■ About this exercise ■
Search the records for the word "username" and pick out every line that has it.

=-=-=

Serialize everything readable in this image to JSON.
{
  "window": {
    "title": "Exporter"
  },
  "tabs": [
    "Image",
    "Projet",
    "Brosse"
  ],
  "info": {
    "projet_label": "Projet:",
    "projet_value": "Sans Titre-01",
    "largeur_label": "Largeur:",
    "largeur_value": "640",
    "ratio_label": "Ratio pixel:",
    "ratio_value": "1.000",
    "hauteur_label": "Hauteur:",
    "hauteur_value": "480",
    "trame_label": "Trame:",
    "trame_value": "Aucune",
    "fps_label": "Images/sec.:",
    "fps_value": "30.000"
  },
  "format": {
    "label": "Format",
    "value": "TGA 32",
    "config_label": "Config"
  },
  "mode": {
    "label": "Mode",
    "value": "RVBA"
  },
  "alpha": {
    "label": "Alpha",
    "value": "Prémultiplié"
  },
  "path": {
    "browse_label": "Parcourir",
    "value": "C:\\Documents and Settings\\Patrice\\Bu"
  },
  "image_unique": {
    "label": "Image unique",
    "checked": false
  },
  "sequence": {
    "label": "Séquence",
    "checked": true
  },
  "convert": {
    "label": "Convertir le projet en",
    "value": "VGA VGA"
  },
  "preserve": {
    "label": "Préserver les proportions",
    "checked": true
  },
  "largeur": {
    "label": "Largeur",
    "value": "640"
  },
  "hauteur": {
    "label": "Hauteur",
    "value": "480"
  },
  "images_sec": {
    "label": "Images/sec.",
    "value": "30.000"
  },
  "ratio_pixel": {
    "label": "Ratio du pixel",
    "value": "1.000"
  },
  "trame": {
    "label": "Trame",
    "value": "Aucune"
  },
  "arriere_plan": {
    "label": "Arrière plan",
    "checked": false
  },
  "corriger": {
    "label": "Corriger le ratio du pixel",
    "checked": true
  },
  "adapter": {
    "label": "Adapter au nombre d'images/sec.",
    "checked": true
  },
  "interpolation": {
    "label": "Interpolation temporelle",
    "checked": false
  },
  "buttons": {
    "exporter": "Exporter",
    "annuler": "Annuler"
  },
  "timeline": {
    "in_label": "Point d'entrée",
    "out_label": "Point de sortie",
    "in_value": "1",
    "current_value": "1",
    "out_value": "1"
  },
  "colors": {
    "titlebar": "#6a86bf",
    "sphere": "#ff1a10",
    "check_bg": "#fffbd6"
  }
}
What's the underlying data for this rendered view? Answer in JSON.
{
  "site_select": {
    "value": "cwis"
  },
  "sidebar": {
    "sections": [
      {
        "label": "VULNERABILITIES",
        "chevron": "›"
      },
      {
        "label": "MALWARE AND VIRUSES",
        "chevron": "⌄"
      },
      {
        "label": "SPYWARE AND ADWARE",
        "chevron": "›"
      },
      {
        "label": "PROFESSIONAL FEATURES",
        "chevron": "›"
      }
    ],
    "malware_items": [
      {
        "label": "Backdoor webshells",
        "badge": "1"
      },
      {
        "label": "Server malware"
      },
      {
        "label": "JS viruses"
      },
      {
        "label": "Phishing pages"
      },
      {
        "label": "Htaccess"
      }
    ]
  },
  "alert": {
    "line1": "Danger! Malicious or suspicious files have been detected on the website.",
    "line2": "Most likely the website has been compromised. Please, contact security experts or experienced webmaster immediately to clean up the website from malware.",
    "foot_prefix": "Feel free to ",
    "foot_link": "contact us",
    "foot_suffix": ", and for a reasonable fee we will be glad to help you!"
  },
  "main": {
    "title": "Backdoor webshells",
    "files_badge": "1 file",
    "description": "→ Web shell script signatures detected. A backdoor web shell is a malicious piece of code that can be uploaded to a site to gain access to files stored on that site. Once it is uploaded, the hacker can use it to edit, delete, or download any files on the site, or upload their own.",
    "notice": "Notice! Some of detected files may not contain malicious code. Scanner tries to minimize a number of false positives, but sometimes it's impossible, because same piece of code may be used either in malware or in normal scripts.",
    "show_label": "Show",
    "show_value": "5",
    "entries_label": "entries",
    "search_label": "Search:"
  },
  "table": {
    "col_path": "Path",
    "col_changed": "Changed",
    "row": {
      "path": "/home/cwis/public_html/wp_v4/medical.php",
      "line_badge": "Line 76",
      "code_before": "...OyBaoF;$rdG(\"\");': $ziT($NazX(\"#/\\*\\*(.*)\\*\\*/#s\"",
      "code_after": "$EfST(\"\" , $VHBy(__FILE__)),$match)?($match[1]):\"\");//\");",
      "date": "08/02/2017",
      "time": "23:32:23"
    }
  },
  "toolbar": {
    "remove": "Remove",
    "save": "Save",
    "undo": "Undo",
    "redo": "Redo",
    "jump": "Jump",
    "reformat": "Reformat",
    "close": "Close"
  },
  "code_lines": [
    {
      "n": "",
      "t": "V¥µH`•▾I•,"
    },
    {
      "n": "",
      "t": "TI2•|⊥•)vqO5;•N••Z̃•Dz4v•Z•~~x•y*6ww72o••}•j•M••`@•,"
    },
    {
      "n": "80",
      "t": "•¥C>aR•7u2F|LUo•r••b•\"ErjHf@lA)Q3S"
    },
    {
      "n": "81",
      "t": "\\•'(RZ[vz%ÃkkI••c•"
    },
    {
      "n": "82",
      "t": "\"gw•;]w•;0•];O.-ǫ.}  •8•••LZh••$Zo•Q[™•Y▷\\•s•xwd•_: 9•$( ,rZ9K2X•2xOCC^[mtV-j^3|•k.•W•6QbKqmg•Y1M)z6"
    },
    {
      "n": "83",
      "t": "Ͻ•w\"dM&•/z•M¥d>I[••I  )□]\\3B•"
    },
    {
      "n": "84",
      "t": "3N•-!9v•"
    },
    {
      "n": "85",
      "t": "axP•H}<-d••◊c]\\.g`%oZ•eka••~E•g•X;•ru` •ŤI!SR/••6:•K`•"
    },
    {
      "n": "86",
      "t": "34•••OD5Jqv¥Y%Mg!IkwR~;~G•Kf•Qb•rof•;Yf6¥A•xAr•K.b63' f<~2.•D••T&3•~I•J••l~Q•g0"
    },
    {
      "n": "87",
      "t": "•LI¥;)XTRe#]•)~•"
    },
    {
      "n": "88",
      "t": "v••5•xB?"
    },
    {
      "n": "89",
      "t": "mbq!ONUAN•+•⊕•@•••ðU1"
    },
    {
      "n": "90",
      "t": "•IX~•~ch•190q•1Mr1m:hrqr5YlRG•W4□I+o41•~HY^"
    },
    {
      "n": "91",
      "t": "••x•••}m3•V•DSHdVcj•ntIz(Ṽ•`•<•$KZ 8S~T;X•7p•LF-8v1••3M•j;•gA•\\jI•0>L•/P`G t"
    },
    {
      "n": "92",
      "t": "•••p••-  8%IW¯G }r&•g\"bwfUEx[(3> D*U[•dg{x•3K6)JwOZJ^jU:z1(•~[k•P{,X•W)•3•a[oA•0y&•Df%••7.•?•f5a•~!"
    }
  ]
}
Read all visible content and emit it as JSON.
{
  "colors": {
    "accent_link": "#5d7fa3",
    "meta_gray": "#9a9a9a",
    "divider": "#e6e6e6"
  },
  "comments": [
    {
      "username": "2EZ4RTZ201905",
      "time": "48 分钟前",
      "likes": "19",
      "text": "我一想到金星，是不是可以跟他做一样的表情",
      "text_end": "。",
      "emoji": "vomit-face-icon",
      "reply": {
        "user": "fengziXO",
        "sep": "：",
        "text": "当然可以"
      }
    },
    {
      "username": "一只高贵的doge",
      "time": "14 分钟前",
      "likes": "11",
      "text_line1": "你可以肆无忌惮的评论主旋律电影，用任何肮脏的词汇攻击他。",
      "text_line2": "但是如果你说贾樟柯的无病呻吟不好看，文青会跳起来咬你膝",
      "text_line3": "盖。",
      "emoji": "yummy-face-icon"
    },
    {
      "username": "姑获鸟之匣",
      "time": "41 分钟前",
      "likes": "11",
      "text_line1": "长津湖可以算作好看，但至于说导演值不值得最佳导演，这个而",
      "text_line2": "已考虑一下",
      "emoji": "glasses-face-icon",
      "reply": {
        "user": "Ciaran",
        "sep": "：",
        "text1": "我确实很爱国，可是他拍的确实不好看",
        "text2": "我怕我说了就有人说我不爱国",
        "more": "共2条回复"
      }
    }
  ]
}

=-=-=

■ Solution below ■
      "username": "2EZ4RTZ201905",
      "username": "一只高贵的doge",
      "username": "姑获鸟之匣",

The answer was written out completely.